EXERCISE AIM = Do any lines in the data below contain "JSON"? If so, copy every one of them.

DATA SUPPLIED =

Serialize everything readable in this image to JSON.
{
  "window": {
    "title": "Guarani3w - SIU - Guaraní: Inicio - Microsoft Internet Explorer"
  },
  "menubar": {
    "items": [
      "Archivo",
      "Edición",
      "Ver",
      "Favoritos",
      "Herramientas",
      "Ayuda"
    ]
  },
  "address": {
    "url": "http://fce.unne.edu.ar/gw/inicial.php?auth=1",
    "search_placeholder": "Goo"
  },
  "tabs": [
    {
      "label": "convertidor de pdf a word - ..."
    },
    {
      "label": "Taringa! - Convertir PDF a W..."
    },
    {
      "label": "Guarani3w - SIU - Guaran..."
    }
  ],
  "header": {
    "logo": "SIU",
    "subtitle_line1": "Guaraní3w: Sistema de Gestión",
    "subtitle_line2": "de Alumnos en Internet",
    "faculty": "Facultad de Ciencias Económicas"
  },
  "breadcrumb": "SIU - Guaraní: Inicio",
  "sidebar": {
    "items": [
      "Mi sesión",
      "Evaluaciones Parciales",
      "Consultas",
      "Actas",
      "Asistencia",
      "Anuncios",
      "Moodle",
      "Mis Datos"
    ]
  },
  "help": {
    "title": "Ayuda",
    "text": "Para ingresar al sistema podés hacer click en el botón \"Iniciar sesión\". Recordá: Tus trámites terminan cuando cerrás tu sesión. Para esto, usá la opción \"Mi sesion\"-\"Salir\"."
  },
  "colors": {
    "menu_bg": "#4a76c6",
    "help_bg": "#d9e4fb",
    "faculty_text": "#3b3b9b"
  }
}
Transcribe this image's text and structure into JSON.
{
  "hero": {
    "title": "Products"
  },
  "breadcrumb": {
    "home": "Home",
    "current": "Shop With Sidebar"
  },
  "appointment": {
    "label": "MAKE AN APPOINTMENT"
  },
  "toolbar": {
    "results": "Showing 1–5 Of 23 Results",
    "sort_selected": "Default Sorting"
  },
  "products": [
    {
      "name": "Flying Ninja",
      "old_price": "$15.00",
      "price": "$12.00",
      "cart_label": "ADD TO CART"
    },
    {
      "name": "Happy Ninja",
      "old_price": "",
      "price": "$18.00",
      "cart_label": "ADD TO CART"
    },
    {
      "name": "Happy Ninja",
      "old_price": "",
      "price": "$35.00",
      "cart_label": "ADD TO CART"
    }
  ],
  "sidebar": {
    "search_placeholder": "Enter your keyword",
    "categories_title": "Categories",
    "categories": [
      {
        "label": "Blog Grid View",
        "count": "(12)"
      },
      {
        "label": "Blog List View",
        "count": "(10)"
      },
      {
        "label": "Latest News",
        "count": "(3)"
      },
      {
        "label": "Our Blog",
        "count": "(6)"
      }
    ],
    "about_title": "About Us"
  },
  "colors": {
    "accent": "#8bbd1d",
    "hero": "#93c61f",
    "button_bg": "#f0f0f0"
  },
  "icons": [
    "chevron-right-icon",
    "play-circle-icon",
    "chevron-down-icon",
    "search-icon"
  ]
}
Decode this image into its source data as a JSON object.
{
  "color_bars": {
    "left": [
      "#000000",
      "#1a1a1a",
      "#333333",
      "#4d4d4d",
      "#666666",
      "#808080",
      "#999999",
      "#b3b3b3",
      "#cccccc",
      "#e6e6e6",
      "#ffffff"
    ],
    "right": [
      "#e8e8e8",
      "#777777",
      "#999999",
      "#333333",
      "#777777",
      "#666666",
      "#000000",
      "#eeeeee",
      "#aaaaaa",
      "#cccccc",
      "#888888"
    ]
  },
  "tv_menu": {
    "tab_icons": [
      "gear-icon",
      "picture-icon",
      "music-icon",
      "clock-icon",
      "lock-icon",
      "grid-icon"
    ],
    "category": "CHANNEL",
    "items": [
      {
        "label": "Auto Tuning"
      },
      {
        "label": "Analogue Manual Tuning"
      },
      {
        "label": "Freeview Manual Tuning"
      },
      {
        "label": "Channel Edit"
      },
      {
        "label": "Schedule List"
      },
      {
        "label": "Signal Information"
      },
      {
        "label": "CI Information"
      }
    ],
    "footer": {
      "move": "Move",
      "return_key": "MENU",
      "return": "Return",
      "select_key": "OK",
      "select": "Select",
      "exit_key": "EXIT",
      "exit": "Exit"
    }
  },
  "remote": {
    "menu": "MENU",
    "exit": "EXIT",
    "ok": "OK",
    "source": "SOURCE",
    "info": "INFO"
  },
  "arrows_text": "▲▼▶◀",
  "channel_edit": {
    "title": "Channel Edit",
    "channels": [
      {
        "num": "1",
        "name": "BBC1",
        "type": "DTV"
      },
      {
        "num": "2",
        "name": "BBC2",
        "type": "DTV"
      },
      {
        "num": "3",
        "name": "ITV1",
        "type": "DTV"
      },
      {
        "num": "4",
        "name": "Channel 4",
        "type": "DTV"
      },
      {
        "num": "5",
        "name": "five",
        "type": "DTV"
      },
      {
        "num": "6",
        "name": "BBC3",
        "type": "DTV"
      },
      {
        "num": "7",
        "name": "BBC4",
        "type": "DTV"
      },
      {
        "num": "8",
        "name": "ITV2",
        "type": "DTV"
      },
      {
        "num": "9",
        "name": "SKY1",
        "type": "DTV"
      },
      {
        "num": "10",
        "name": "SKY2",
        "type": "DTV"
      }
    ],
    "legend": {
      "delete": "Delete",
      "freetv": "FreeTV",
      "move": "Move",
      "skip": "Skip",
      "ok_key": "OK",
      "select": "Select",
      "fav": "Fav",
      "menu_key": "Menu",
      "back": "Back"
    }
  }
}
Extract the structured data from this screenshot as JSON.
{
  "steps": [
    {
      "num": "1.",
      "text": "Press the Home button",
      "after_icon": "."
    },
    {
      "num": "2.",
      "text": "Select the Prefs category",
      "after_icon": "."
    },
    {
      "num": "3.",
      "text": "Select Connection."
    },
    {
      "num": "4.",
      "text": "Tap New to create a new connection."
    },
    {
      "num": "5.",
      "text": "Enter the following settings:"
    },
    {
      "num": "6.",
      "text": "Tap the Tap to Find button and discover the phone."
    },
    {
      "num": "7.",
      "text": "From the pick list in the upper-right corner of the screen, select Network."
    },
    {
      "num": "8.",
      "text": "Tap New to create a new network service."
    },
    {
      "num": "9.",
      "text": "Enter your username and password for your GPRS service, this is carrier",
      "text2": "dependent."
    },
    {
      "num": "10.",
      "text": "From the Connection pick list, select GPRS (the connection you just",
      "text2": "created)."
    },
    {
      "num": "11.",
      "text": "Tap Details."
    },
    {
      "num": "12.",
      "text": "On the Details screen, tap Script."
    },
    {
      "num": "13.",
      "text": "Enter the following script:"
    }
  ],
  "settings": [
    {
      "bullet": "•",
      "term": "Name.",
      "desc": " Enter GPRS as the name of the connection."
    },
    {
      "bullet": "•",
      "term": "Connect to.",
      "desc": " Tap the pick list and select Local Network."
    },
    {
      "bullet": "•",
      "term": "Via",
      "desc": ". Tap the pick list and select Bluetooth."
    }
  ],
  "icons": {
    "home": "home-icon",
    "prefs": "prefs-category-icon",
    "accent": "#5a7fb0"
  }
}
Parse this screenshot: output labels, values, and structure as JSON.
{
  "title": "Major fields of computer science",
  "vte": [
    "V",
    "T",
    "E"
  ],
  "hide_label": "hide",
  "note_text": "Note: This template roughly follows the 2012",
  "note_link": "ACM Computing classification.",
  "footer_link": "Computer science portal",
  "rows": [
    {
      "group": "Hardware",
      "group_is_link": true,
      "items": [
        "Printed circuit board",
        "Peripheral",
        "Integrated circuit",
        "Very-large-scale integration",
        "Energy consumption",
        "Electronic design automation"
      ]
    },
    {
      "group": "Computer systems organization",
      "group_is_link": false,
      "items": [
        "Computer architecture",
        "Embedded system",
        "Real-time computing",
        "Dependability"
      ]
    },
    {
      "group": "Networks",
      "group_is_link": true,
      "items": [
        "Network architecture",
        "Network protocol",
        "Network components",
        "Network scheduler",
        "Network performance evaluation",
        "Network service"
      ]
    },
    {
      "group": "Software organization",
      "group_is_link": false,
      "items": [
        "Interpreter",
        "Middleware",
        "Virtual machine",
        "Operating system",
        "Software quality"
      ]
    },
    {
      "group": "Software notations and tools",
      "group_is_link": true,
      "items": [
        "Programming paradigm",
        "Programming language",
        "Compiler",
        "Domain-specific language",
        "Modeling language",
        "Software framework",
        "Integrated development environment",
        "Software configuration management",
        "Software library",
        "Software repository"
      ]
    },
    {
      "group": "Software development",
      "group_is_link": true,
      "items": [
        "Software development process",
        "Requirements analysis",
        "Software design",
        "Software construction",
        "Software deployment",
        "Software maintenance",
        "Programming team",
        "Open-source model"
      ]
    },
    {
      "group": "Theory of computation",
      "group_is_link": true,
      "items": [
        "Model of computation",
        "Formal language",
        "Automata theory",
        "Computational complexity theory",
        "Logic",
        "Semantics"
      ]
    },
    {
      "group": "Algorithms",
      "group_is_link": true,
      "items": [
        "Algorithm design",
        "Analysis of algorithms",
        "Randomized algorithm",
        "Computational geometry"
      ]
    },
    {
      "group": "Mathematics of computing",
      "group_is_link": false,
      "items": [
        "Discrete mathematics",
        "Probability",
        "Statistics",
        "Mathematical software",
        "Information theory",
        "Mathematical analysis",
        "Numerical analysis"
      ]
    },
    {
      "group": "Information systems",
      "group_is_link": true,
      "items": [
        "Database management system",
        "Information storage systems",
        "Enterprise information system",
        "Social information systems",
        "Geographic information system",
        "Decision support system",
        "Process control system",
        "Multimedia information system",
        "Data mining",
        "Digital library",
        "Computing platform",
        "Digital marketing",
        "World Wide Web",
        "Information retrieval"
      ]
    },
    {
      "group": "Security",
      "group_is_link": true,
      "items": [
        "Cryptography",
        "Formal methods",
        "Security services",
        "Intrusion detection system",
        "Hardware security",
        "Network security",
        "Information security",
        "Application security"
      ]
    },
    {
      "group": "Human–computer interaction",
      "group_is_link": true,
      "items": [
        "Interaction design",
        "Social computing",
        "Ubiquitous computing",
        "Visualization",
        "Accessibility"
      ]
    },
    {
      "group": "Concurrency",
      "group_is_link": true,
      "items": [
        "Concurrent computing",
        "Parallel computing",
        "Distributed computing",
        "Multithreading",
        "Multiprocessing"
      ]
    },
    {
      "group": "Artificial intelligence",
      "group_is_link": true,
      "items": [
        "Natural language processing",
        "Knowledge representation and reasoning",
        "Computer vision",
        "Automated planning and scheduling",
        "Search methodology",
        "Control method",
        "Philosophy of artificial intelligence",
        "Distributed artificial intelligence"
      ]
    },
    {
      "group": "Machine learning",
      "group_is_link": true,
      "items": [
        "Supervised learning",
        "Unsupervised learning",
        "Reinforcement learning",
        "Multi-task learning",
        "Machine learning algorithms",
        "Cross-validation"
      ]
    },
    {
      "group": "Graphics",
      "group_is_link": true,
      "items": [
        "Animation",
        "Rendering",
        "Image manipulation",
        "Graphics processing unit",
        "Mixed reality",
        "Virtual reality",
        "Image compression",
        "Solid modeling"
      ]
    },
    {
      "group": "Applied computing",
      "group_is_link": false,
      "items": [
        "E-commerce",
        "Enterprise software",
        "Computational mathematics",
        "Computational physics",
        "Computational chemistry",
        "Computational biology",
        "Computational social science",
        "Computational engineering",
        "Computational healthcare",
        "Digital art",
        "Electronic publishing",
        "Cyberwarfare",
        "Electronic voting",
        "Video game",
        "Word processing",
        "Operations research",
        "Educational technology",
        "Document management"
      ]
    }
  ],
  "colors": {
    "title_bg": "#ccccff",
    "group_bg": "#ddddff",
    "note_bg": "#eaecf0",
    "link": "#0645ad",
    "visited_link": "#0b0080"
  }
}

ANSWER SECTION =
Serialize everything readable in this image to JSON.
Transcribe this image's text and structure into JSON.
Decode this image into its source data as a JSON object.
Extract the structured data from this screenshot as JSON.
Parse this screenshot: output labels, values, and structure as JSON.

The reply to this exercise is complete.